**EXERCISE DETAILS**
Note how many lines of the data below hold the word "time", then give that number with no other text.

**DATA**
===
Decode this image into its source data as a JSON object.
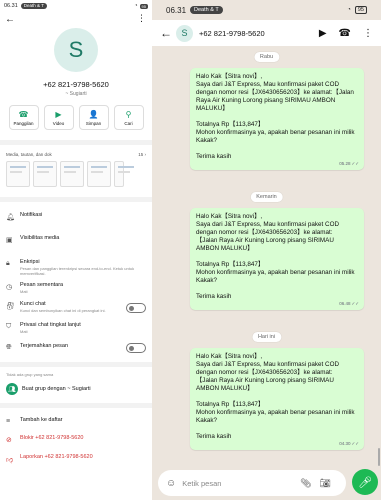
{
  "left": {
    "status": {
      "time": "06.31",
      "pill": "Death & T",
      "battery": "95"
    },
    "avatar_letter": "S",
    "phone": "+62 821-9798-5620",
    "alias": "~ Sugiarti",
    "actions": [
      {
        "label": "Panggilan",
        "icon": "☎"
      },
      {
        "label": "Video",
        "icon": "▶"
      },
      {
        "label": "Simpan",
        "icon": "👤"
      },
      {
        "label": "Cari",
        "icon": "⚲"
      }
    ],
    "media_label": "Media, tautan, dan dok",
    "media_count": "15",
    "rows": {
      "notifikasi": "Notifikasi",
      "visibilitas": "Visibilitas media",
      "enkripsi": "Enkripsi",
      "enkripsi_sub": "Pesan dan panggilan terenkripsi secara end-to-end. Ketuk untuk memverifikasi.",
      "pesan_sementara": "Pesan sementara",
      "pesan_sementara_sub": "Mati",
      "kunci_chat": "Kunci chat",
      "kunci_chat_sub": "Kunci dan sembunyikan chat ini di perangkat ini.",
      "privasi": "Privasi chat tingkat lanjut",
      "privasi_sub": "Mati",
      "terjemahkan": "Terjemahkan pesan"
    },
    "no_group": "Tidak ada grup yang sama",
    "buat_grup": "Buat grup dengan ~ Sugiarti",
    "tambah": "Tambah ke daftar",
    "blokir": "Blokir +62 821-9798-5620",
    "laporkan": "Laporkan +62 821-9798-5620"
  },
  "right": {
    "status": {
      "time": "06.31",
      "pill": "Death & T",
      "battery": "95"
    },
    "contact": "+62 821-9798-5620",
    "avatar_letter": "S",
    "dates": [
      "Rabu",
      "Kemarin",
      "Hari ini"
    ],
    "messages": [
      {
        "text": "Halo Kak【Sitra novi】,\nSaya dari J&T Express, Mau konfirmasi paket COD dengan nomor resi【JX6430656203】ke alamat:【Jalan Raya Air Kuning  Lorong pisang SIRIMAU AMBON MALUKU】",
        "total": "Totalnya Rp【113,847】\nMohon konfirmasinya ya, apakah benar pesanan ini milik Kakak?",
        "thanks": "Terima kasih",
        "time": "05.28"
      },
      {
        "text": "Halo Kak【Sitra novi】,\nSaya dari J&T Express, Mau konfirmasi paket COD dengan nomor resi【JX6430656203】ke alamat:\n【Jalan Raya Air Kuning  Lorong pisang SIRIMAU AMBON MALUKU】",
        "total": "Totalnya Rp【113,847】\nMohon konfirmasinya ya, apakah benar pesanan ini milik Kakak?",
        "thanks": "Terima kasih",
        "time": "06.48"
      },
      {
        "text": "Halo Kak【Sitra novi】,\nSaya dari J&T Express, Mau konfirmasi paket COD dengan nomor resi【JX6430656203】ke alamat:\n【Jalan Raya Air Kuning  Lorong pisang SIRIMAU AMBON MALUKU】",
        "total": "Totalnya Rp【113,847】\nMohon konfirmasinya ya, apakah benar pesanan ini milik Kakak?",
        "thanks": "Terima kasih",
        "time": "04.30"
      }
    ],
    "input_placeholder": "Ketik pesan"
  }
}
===
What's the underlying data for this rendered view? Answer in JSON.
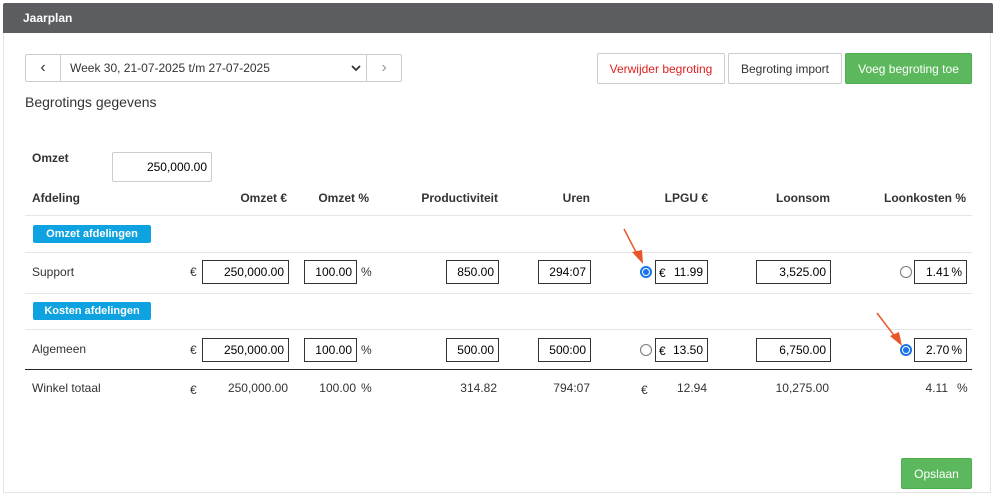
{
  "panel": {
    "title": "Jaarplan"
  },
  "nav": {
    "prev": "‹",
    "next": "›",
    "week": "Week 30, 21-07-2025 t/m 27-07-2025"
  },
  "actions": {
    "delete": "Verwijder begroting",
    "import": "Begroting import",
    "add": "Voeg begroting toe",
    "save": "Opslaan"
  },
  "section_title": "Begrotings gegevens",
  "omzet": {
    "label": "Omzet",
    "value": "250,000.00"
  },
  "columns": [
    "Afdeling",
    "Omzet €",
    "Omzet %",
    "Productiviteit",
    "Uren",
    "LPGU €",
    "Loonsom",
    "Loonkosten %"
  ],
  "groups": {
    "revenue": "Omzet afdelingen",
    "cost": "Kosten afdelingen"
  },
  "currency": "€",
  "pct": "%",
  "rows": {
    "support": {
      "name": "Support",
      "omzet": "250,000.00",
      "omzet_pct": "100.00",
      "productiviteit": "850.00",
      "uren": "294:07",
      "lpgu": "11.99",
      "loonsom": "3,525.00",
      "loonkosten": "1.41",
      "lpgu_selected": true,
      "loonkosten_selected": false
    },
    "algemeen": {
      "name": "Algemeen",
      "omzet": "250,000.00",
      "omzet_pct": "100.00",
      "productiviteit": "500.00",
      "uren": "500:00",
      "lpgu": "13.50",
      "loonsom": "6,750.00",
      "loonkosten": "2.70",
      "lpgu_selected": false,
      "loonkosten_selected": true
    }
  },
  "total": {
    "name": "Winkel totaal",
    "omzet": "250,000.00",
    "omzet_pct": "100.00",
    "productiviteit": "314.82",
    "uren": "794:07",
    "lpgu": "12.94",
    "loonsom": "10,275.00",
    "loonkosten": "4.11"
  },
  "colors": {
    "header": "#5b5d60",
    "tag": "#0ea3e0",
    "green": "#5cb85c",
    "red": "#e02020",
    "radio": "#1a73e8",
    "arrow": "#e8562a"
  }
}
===
**RESPONSE BOX**
5